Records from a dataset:
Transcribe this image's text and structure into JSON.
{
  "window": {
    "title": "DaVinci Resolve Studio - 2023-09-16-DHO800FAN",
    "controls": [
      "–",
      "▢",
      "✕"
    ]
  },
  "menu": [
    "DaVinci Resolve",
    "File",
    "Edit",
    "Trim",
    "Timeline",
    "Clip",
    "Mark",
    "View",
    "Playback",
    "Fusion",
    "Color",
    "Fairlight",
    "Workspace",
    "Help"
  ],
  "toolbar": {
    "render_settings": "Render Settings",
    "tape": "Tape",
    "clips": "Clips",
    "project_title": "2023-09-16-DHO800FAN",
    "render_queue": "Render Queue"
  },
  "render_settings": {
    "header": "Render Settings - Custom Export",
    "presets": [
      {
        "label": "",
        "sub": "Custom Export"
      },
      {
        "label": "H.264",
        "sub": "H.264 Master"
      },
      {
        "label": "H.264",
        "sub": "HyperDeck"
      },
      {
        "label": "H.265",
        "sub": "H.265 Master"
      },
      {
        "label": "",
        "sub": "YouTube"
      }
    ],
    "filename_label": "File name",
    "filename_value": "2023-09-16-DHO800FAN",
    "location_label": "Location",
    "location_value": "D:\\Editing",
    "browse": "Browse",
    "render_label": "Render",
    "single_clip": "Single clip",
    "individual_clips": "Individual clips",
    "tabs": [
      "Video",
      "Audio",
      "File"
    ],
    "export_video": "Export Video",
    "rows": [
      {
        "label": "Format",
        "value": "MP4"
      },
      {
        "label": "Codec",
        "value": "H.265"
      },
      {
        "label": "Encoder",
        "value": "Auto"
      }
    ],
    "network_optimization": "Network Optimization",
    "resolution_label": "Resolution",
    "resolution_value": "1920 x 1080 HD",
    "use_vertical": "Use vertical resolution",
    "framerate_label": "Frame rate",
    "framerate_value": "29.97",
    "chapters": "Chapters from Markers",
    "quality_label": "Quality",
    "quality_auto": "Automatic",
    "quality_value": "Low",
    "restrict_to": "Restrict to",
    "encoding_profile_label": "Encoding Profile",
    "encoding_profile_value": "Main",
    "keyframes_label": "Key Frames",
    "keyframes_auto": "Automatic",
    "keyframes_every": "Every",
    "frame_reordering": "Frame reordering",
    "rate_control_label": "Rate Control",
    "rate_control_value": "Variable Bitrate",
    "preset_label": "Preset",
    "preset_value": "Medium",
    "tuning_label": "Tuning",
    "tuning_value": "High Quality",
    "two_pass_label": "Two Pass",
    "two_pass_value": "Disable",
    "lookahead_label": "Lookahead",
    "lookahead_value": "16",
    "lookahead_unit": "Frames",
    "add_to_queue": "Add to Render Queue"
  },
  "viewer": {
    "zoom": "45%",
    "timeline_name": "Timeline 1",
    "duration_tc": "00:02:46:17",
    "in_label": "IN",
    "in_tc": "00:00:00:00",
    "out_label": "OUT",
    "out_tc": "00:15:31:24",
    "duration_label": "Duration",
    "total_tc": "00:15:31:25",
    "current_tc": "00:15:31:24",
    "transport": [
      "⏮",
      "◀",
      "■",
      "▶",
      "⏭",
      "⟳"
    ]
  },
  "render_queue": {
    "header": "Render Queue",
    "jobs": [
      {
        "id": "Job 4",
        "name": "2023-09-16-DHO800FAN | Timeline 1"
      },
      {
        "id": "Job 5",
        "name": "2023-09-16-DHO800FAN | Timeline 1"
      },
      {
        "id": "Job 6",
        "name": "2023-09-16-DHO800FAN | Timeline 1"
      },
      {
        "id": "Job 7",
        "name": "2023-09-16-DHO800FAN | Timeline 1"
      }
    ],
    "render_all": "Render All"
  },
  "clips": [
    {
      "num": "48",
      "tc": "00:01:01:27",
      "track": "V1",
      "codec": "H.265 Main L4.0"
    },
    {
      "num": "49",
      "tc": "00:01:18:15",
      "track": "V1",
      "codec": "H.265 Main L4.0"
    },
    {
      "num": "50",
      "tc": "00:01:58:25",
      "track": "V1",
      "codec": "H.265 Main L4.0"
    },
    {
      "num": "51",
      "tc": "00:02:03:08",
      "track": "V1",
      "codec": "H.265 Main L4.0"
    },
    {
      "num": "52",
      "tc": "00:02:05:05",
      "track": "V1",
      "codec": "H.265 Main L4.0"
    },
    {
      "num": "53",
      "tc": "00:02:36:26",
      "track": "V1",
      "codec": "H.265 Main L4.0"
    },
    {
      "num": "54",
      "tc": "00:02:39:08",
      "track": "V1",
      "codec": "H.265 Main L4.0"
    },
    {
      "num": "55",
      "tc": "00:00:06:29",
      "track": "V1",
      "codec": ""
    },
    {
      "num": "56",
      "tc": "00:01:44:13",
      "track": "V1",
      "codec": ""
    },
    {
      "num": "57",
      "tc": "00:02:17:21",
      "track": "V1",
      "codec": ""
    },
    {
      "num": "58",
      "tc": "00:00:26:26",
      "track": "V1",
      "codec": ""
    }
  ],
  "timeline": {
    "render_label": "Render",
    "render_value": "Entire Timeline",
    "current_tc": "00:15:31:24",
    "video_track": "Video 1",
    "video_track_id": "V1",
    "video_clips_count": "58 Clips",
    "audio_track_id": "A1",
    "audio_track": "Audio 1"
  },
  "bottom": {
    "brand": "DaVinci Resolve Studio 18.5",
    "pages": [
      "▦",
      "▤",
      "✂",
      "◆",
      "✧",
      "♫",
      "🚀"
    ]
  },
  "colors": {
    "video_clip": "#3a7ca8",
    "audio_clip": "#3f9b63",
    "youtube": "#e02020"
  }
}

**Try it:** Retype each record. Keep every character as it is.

**Solution to the exercise:**
Transcribe this image's text and structure into JSON.
{
  "window": {
    "title": "DaVinci Resolve Studio - 2023-09-16-DHO800FAN",
    "controls": [
      "–",
      "▢",
      "✕"
    ]
  },
  "menu": [
    "DaVinci Resolve",
    "File",
    "Edit",
    "Trim",
    "Timeline",
    "Clip",
    "Mark",
    "View",
    "Playback",
    "Fusion",
    "Color",
    "Fairlight",
    "Workspace",
    "Help"
  ],
  "toolbar": {
    "render_settings": "Render Settings",
    "tape": "Tape",
    "clips": "Clips",
    "project_title": "2023-09-16-DHO800FAN",
    "render_queue": "Render Queue"
  },
  "render_settings": {
    "header": "Render Settings - Custom Export",
    "presets": [
      {
        "label": "",
        "sub": "Custom Export"
      },
      {
        "label": "H.264",
        "sub": "H.264 Master"
      },
      {
        "label": "H.264",
        "sub": "HyperDeck"
      },
      {
        "label": "H.265",
        "sub": "H.265 Master"
      },
      {
        "label": "",
        "sub": "YouTube"
      }
    ],
    "filename_label": "File name",
    "filename_value": "2023-09-16-DHO800FAN",
    "location_label": "Location",
    "location_value": "D:\\Editing",
    "browse": "Browse",
    "render_label": "Render",
    "single_clip": "Single clip",
    "individual_clips": "Individual clips",
    "tabs": [
      "Video",
      "Audio",
      "File"
    ],
    "export_video": "Export Video",
    "rows": [
      {
        "label": "Format",
        "value": "MP4"
      },
      {
        "label": "Codec",
        "value": "H.265"
      },
      {
        "label": "Encoder",
        "value": "Auto"
      }
    ],
    "network_optimization": "Network Optimization",
    "resolution_label": "Resolution",
    "resolution_value": "1920 x 1080 HD",
    "use_vertical": "Use vertical resolution",
    "framerate_label": "Frame rate",
    "framerate_value": "29.97",
    "chapters": "Chapters from Markers",
    "quality_label": "Quality",
    "quality_auto": "Automatic",
    "quality_value": "Low",
    "restrict_to": "Restrict to",
    "encoding_profile_label": "Encoding Profile",
    "encoding_profile_value": "Main",
    "keyframes_label": "Key Frames",
    "keyframes_auto": "Automatic",
    "keyframes_every": "Every",
    "frame_reordering": "Frame reordering",
    "rate_control_label": "Rate Control",
    "rate_control_value": "Variable Bitrate",
    "preset_label": "Preset",
    "preset_value": "Medium",
    "tuning_label": "Tuning",
    "tuning_value": "High Quality",
    "two_pass_label": "Two Pass",
    "two_pass_value": "Disable",
    "lookahead_label": "Lookahead",
    "lookahead_value": "16",
    "lookahead_unit": "Frames",
    "add_to_queue": "Add to Render Queue"
  },
  "viewer": {
    "zoom": "45%",
    "timeline_name": "Timeline 1",
    "duration_tc": "00:02:46:17",
    "in_label": "IN",
    "in_tc": "00:00:00:00",
    "out_label": "OUT",
    "out_tc": "00:15:31:24",
    "duration_label": "Duration",
    "total_tc": "00:15:31:25",
    "current_tc": "00:15:31:24",
    "transport": [
      "⏮",
      "◀",
      "■",
      "▶",
      "⏭",
      "⟳"
    ]
  },
  "render_queue": {
    "header": "Render Queue",
    "jobs": [
      {
        "id": "Job 4",
        "name": "2023-09-16-DHO800FAN | Timeline 1"
      },
      {
        "id": "Job 5",
        "name": "2023-09-16-DHO800FAN | Timeline 1"
      },
      {
        "id": "Job 6",
        "name": "2023-09-16-DHO800FAN | Timeline 1"
      },
      {
        "id": "Job 7",
        "name": "2023-09-16-DHO800FAN | Timeline 1"
      }
    ],
    "render_all": "Render All"
  },
  "clips": [
    {
      "num": "48",
      "tc": "00:01:01:27",
      "track": "V1",
      "codec": "H.265 Main L4.0"
    },
    {
      "num": "49",
      "tc": "00:01:18:15",
      "track": "V1",
      "codec": "H.265 Main L4.0"
    },
    {
      "num": "50",
      "tc": "00:01:58:25",
      "track": "V1",
      "codec": "H.265 Main L4.0"
    },
    {
      "num": "51",
      "tc": "00:02:03:08",
      "track": "V1",
      "codec": "H.265 Main L4.0"
    },
    {
      "num": "52",
      "tc": "00:02:05:05",
      "track": "V1",
      "codec": "H.265 Main L4.0"
    },
    {
      "num": "53",
      "tc": "00:02:36:26",
      "track": "V1",
      "codec": "H.265 Main L4.0"
    },
    {
      "num": "54",
      "tc": "00:02:39:08",
      "track": "V1",
      "codec": "H.265 Main L4.0"
    },
    {
      "num": "55",
      "tc": "00:00:06:29",
      "track": "V1",
      "codec": ""
    },
    {
      "num": "56",
      "tc": "00:01:44:13",
      "track": "V1",
      "codec": ""
    },
    {
      "num": "57",
      "tc": "00:02:17:21",
      "track": "V1",
      "codec": ""
    },
    {
      "num": "58",
      "tc": "00:00:26:26",
      "track": "V1",
      "codec": ""
    }
  ],
  "timeline": {
    "render_label": "Render",
    "render_value": "Entire Timeline",
    "current_tc": "00:15:31:24",
    "video_track": "Video 1",
    "video_track_id": "V1",
    "video_clips_count": "58 Clips",
    "audio_track_id": "A1",
    "audio_track": "Audio 1"
  },
  "bottom": {
    "brand": "DaVinci Resolve Studio 18.5",
    "pages": [
      "▦",
      "▤",
      "✂",
      "◆",
      "✧",
      "♫",
      "🚀"
    ]
  },
  "colors": {
    "video_clip": "#3a7ca8",
    "audio_clip": "#3f9b63",
    "youtube": "#e02020"
  }
}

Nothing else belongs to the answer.